Today, we are closer than ever to the extinction of the North Atlantic Right whale and we continue to draw nearer with every year that passes. They are one of the most endangered Baleen whales in the Atlantic Ocean, with less than 400 known individuals remaining. Each individual can be identified by their callosities, which are unique skin growths, similar to warts on humans. These distinct markings are how we have been able to accurately count the number of remaining whales. Much of the initial Right whale population decrease was due to the 1890s whaling industry. In the whaling industry, whales were hunted and killed to produce oil from their blubber(1) and other materials from their baleen(2).
The whaling industry is no longer a threat, but human interactions continue to play the largest role in the deaths of the North Atlantic Right whale. Dr. Ann Pabst, a professor in the Department of Biology and Marine Biology at UNCW adds, “They don’t die due to natural causes, at least as adults. They die because our actions unintentionally kill them.” Two human induced mortalities in particular that affect the North Atlantic Right whale population are vessel strikes(3) and their entanglement in fishing gear and plastic. Beginning with vessel strikes, North Atlantic Right whales are put in an extreme state of vulnerability due to their migration routes frequently overlapping with those of ships and their habitats are often close to major ports that put them at a higher risk for collision. Many of these strikes that lead to major injury and/or death also go unnoticed by vessel operators or unreported by researchers because marine animals are not always clearly visible from the surface. It is hard to estimate how many North Atlantic Right whales have experienced death or injury due to vessel strikes because of this.
Another important human induced mortality affecting the whales is entanglement in fishing gear. Fishing gear can severely injure whales, cutting deep into their skin, sometimes even down to bone. This can also lead to life threatening infections. Oceana(4) describes entanglement as “a slow and painful death.” According to Dr. Sarah Sharp, an IFAW(5) veterinarian, “entanglement deaths increased from 21% to 51% from studies dating back to 1970.” Additionally, Right whales are driven to Southern waters to give birth and nurse their young and as they migrate to these new locations, more Right whales will be at risk for entanglement. This is mainly because not everyone is aware of their migratory patterns, and this results in commercial fishing nets potentially getting in the way.
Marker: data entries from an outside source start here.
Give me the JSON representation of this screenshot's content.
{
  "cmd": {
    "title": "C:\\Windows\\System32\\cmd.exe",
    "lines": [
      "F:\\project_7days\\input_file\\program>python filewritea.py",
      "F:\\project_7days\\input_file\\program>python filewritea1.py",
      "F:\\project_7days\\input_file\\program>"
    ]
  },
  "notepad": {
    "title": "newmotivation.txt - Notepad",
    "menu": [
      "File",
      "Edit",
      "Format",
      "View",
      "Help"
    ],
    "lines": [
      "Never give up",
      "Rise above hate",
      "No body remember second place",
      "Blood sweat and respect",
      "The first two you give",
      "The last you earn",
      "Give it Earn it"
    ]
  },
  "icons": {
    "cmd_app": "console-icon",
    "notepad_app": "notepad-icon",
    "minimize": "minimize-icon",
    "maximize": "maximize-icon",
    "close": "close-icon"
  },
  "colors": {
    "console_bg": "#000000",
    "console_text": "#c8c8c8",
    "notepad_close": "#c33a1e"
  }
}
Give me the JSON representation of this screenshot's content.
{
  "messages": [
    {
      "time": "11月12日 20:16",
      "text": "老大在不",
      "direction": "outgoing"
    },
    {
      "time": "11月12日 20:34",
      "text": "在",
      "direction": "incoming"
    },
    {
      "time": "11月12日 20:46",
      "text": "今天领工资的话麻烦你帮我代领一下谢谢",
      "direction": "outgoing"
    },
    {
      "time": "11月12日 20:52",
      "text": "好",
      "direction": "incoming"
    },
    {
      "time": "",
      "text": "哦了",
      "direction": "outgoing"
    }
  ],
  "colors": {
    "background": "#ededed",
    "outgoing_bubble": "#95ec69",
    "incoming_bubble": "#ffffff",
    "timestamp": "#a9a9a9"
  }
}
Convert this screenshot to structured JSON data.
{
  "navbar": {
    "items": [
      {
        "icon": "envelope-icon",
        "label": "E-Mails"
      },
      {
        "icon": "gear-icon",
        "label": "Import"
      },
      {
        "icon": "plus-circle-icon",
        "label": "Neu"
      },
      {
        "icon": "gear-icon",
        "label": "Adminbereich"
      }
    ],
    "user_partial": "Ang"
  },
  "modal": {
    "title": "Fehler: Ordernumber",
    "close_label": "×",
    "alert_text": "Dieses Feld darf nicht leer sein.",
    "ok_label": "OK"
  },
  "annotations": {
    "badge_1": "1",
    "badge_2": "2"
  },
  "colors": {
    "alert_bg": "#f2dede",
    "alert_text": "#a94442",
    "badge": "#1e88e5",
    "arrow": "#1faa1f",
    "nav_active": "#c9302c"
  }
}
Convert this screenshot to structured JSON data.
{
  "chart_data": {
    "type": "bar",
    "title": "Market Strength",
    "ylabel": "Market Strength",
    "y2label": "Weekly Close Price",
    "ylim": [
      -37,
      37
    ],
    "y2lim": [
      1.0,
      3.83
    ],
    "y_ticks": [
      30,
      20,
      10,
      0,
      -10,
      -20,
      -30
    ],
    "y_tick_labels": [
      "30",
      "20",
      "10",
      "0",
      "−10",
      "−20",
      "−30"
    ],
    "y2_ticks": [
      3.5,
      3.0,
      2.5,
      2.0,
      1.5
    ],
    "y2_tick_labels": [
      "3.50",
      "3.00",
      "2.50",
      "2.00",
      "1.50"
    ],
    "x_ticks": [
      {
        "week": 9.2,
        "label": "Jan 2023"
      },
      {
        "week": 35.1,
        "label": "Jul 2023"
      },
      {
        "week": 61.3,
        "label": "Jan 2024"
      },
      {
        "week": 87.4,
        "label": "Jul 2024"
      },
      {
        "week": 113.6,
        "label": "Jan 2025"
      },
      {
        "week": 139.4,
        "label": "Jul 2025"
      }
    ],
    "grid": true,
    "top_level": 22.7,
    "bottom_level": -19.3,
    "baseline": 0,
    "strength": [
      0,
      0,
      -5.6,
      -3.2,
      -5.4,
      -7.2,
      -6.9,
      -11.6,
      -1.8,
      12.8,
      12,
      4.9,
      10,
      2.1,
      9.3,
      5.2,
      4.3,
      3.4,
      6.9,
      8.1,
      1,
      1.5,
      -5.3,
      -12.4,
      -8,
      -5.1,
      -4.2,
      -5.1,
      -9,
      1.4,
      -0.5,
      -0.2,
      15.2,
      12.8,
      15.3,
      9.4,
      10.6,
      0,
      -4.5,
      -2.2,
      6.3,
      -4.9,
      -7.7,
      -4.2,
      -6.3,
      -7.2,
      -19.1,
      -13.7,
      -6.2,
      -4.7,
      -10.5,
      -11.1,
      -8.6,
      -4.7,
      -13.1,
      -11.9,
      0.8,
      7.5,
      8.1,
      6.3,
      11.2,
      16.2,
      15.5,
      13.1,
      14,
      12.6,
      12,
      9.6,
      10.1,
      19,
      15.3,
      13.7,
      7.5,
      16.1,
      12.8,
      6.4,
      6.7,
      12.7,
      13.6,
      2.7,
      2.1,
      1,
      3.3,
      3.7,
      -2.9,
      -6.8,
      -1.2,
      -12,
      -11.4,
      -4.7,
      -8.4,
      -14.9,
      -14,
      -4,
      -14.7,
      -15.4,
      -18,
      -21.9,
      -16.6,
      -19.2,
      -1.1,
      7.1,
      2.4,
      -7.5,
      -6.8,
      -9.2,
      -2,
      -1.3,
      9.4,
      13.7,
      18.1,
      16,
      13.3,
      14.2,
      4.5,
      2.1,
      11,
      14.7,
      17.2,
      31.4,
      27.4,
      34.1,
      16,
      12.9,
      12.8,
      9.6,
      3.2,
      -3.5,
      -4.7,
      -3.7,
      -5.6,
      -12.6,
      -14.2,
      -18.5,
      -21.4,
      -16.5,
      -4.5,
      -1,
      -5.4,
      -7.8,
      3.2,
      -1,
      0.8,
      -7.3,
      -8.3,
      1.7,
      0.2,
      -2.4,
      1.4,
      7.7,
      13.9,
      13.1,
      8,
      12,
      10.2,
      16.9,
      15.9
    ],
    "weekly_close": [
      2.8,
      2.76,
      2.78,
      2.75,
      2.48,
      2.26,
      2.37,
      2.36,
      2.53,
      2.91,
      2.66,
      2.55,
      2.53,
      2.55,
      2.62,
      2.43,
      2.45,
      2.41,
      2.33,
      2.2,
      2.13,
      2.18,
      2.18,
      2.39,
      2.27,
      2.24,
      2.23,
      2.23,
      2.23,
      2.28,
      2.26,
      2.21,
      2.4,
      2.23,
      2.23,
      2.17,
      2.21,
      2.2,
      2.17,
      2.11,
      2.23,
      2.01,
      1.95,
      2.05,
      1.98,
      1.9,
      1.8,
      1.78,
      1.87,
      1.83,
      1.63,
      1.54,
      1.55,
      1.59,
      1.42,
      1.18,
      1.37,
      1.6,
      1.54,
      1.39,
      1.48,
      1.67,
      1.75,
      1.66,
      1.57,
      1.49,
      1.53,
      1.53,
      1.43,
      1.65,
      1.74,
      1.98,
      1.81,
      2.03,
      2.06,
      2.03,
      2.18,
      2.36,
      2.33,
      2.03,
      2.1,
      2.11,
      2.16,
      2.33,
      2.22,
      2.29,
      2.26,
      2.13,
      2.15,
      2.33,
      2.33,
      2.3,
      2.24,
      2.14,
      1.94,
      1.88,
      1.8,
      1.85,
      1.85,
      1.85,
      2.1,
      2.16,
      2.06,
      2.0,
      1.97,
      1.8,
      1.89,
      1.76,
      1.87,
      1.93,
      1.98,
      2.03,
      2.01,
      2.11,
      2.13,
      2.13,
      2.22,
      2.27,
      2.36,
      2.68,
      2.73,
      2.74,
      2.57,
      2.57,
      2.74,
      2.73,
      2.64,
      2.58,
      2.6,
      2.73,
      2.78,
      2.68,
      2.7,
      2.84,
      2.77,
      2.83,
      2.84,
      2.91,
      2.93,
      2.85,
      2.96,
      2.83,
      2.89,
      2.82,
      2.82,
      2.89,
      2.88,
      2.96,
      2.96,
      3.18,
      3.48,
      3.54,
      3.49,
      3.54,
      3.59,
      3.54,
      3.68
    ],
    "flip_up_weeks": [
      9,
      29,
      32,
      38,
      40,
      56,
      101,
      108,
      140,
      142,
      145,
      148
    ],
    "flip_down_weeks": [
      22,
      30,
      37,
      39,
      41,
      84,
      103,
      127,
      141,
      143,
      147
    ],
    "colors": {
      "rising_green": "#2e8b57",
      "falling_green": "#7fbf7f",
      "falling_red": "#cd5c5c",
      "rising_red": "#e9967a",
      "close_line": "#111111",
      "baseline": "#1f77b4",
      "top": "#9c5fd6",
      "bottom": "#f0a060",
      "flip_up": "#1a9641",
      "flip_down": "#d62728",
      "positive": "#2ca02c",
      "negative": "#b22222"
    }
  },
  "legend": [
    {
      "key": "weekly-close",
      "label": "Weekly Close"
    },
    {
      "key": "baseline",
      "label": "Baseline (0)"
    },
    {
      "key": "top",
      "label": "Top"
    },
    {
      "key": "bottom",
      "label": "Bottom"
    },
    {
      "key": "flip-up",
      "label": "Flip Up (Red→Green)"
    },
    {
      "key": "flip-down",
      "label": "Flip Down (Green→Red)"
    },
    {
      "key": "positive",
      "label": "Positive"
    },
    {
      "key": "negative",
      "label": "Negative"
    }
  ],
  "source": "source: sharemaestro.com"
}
Today, the population of the North Atlantic Right whale is at an all time low; moreover, the population of females is decreasing much more quickly than that of males. Several experts warn that if action is not taken, the Right whales will go extinct within years. Pushing back on the number of entanglements is difficult due to the lack of technology and funds put towards conservation efforts to do so. Many organizations such as NOAA (National Oceanic and Atmospheric Administration), Oceana, and WWF (World Wildlife Fund) are working towards reversing the effects of human induced mortalities on the whales and are hoping to gain as much support as they can to save this marine mammal from extinction.
How can we as students help?
Report all marine life strandings(6) to the NOAA Fisheries Southeast Marine Mammal Stranding Hotline at (877) WHALE-HELP (877-942-5343)
Report all Right whale sightings from North Carolina to Florida at (877) WHALE-HELP (877-942-5343) or from Virginia to Maine at (866)755-6622
Continue to educate yourselves and others on the impacts humans have on marine life and get involved with organizations that help with marine life conservation
Join the Marine Conservation Club to learn more about how students at Enloe can get involved with efforts to help preserve the ocean and all the creatures living in it. To join, text @enloemari to 81010 or email [email protected]
Fat of sea animals
Plates made from the same material as our fingernails that hang from the inside of the whale’s mouth and are used to filter-feed, often mistaken for teeth
Collision between any marine animal and boat in the ocean
A nonprofit organization that focuses on the preservation of Earth’s oceans and the organisms living within them
International fund for animal welfare